Britain’s Monarch Airlines collapsed on Monday, causing the cancellation of all its activities and around 300,000 flights. It marooned more than 100,000 tourists abroad, prompting what was billed as the country’s biggest peacetime repatriation effort.
The British authorities will allocate three airplanes to be sent to thirty airports in order to face this unprecedented situation without imposing any additional costs on passengers. All other bookings were canceled without the authorities or company presenting any clarifications about the future of Monarch.
Andrew Haines, CEO of the CAA, said that this has absolutely been a tough decision on customers and employees but talks are ongoing with officials in the aviation sector to recruit the employees in Monarch as soon as possible.
“Monarch has really been a victim of a price war in the Mediterranean,” Transport Secretary Chris Grayling said.
KPMG has been appointed for administering the company that has a total of 2,100 employees given that it is an airline and travel company.
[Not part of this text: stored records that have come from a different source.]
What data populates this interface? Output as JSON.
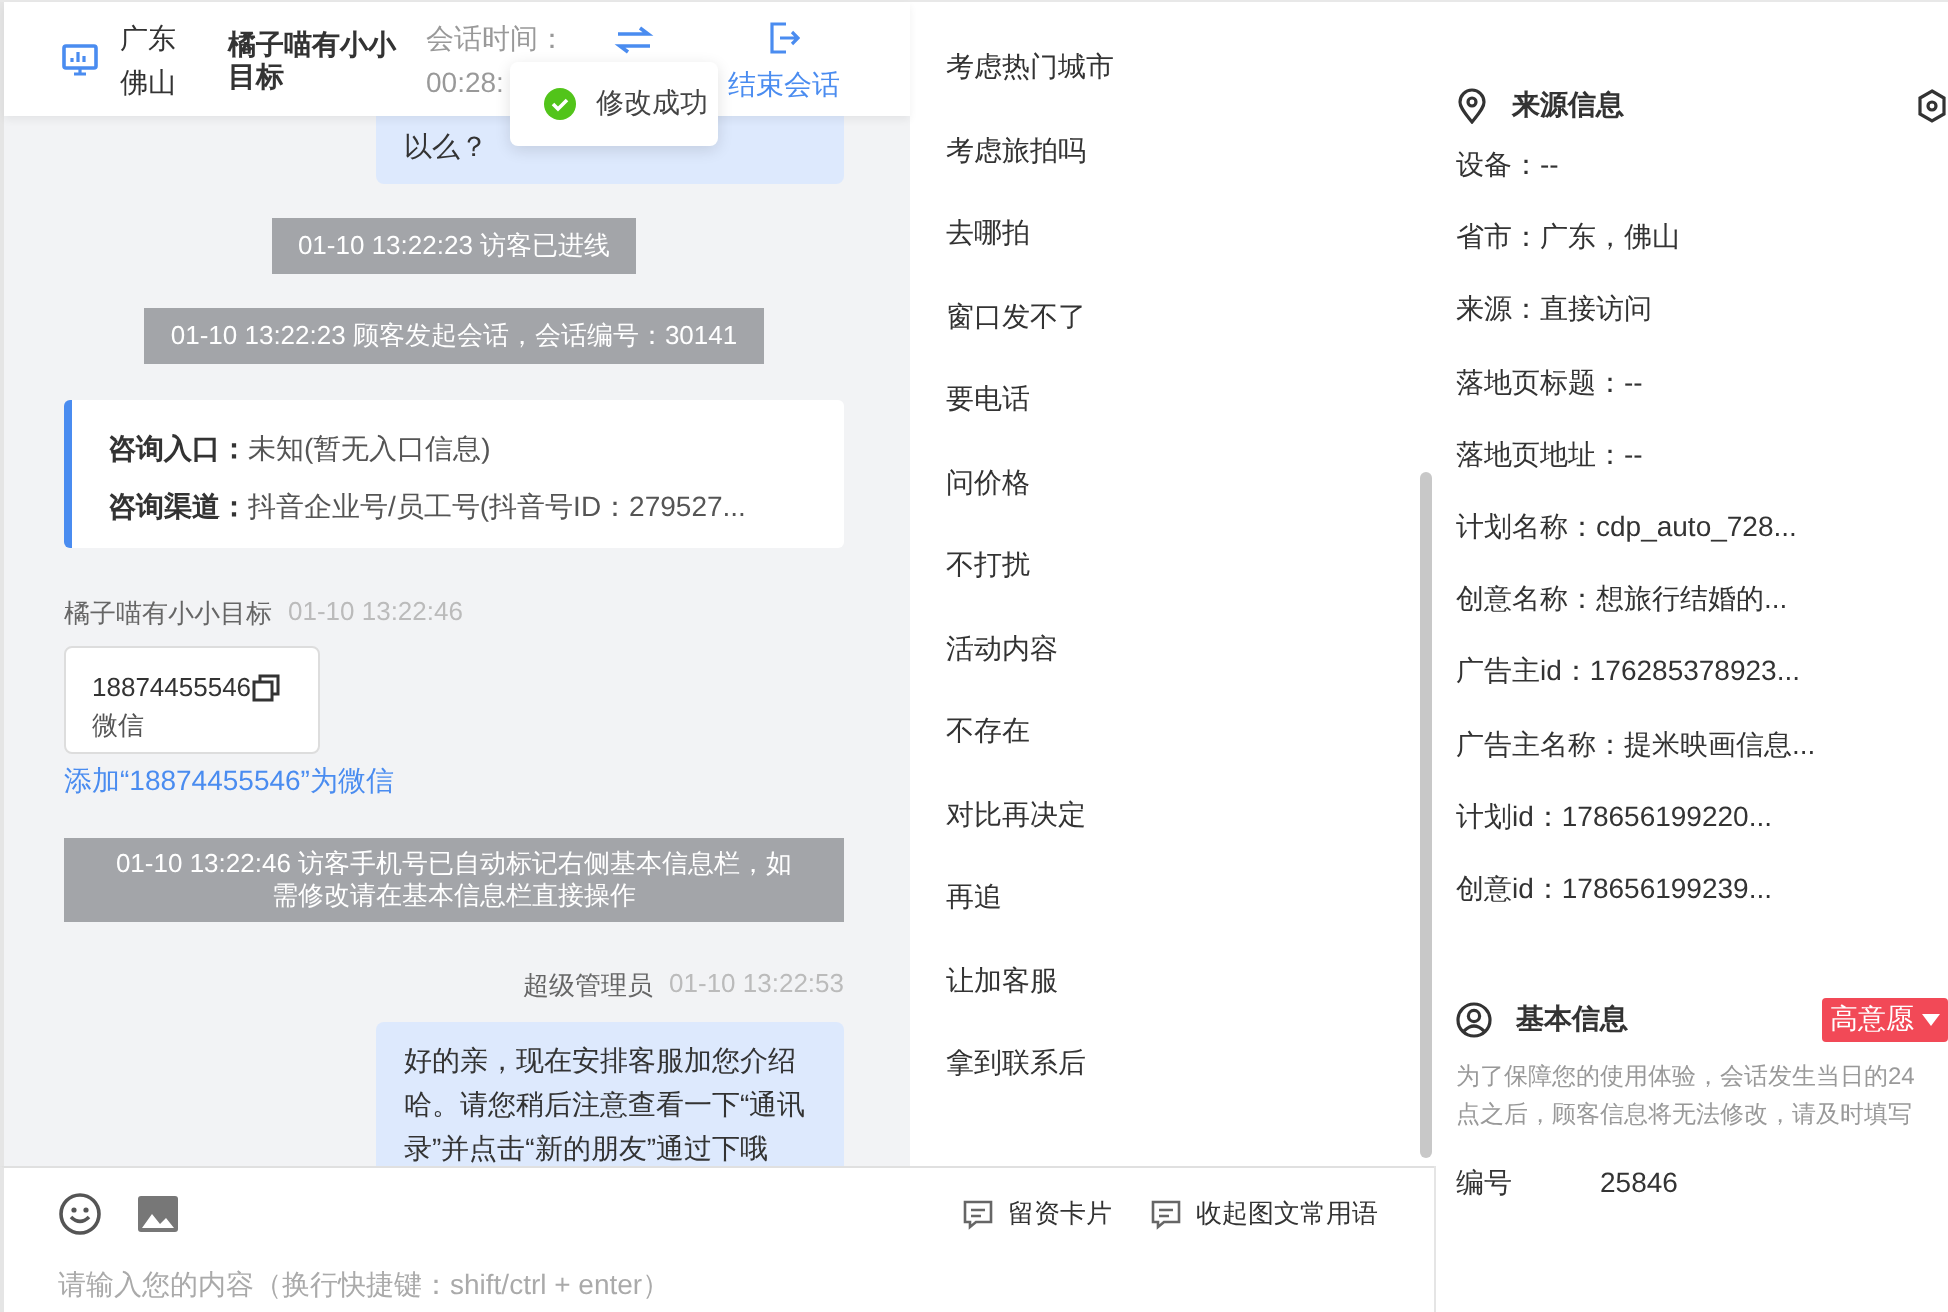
{
  "header": {
    "location": [
      "广东",
      "佛山"
    ],
    "visitor_name": "橘子喵有小小目标",
    "session_time_label": "会话时间：",
    "session_time": "00:28:",
    "end_button": "结束会话"
  },
  "toast": {
    "kind": "success",
    "text": "修改成功"
  },
  "messages": [
    {
      "kind": "bubble",
      "text": "以么？"
    },
    {
      "kind": "system",
      "text": "01-10 13:22:23 访客已进线"
    },
    {
      "kind": "system",
      "text": "01-10 13:22:23 顾客发起会话，会话编号：30141"
    },
    {
      "kind": "info_card",
      "rows": [
        {
          "label": "咨询入口：",
          "value": "未知(暂无入口信息)"
        },
        {
          "label": "咨询渠道：",
          "value": "抖音企业号/员工号(抖音号ID：279527..."
        }
      ]
    },
    {
      "kind": "visitor_meta",
      "sender": "橘子喵有小小目标",
      "time": "01-10 13:22:46"
    },
    {
      "kind": "contact_card",
      "number": "18874455546",
      "type": "微信"
    },
    {
      "kind": "link",
      "text": "添加“18874455546”为微信"
    },
    {
      "kind": "notice",
      "text": "01-10 13:22:46 访客手机号已自动标记右侧基本信息栏，如需修改请在基本信息栏直接操作"
    },
    {
      "kind": "agent_meta",
      "sender": "超级管理员",
      "time": "01-10 13:22:53"
    },
    {
      "kind": "bubble",
      "text": "好的亲，现在安排客服加您介绍哈。请您稍后注意查看一下“通讯录”并点击“新的朋友”通过下哦"
    }
  ],
  "composer": {
    "tools": [
      "留资卡片",
      "收起图文常用语"
    ],
    "placeholder": "请输入您的内容（换行快捷键：shift/ctrl + enter）"
  },
  "quick_replies": [
    "考虑热门城市",
    "考虑旅拍吗",
    "去哪拍",
    "窗口发不了",
    "要电话",
    "问价格",
    "不打扰",
    "活动内容",
    "不存在",
    "对比再决定",
    "再追",
    "让加客服",
    "拿到联系后"
  ],
  "source_info": {
    "title": "来源信息",
    "fields": [
      "设备：--",
      "省市：广东，佛山",
      "来源：直接访问",
      "落地页标题：--",
      "落地页地址：--",
      "计划名称：cdp_auto_728...",
      "创意名称：想旅行结婚的...",
      "广告主id：176285378923...",
      "广告主名称：提米映画信息...",
      "计划id：178656199220...",
      "创意id：178656199239..."
    ]
  },
  "basic_info": {
    "title": "基本信息",
    "intent_tag": "高意愿",
    "notice": "为了保障您的使用体验，会话发生当日的24点之后，顾客信息将无法修改，请及时填写",
    "fields": [
      {
        "label": "编号",
        "value": "25846"
      }
    ]
  }
}
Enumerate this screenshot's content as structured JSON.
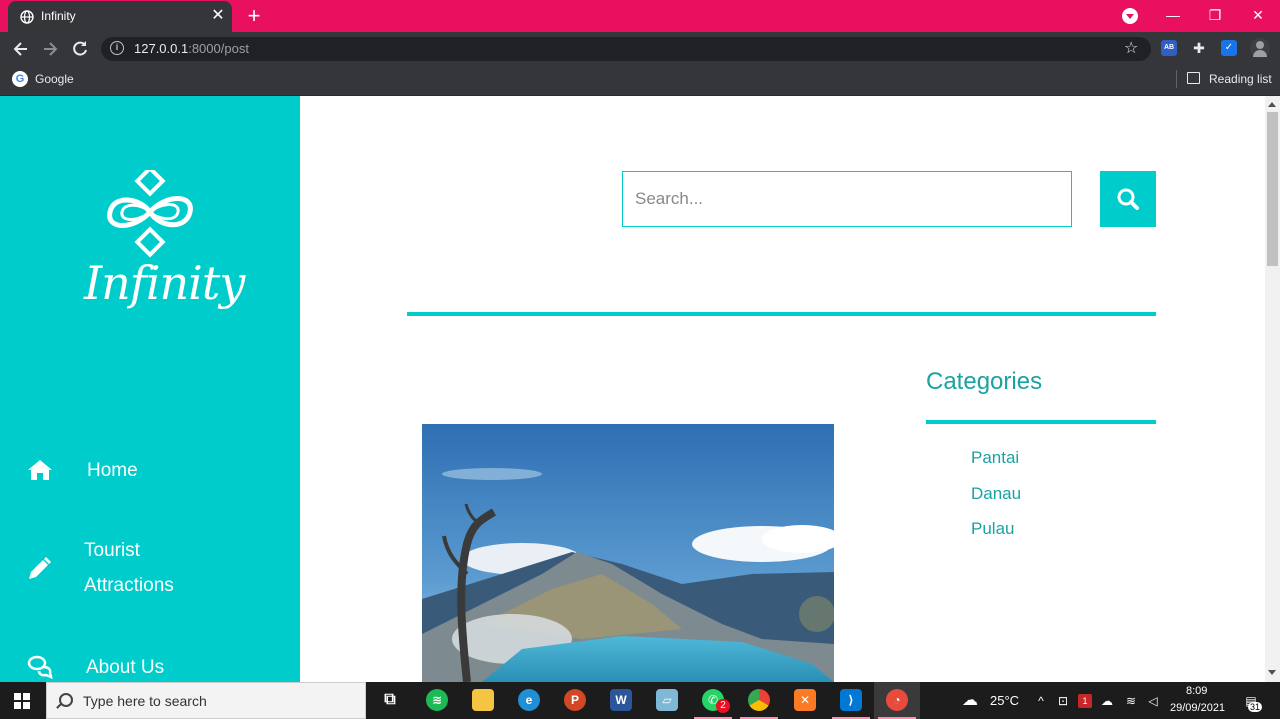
{
  "browser": {
    "tab_title": "Infinity",
    "new_tab_label": "+",
    "url_host": "127.0.0.1",
    "url_path": ":8000/post",
    "bookmarks": [
      {
        "label": "Google",
        "icon": "google-icon"
      }
    ],
    "reading_list_label": "Reading list",
    "extensions": [
      "adblock-icon",
      "puzzle-icon",
      "shield-icon"
    ],
    "accent_color": "#e8105f"
  },
  "sidebar": {
    "brand": "Infinity",
    "background": "#00cccc",
    "nav": [
      {
        "label": "Home",
        "icon": "home-icon"
      },
      {
        "label_line1": "Tourist",
        "label_line2": "Attractions",
        "icon": "pencil-icon"
      },
      {
        "label": "About Us",
        "icon": "chat-icon"
      }
    ]
  },
  "main": {
    "search": {
      "placeholder": "Search...",
      "value": "",
      "button_icon": "search-icon"
    },
    "post": {
      "image_description": "mountain crater lake"
    },
    "categories": {
      "title": "Categories",
      "items": [
        "Pantai",
        "Danau",
        "Pulau"
      ]
    }
  },
  "taskbar": {
    "search_placeholder": "Type here to search",
    "apps": [
      "task-view-icon",
      "spotify-icon",
      "file-explorer-icon",
      "edge-icon",
      "powerpoint-icon",
      "word-icon",
      "notes-icon",
      "whatsapp-icon",
      "chrome-icon",
      "xampp-icon",
      "vscode-icon",
      "app-icon"
    ],
    "whatsapp_badge": "2",
    "weather": "25°C",
    "time": "8:09",
    "date": "29/09/2021",
    "notifications": "31"
  }
}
Monarch, established in 1968, witnesses huge turnout from British people wishing to spend their vacation in warm and sunny destinations, but it is facing challenges due to the severe competition.
UK's Civil Aviation Authority (CAA) posted on Twitter and on Monarch websites that starting from Oct. 2 all flights were canceled and are no more valid in an unprecedented situation in which there are more than 110,000 passengers abroad.
The British government asked CAA to coordinate for the sake of bringing back Monarch customers to the country. New flights will be provided for them without any additional costs.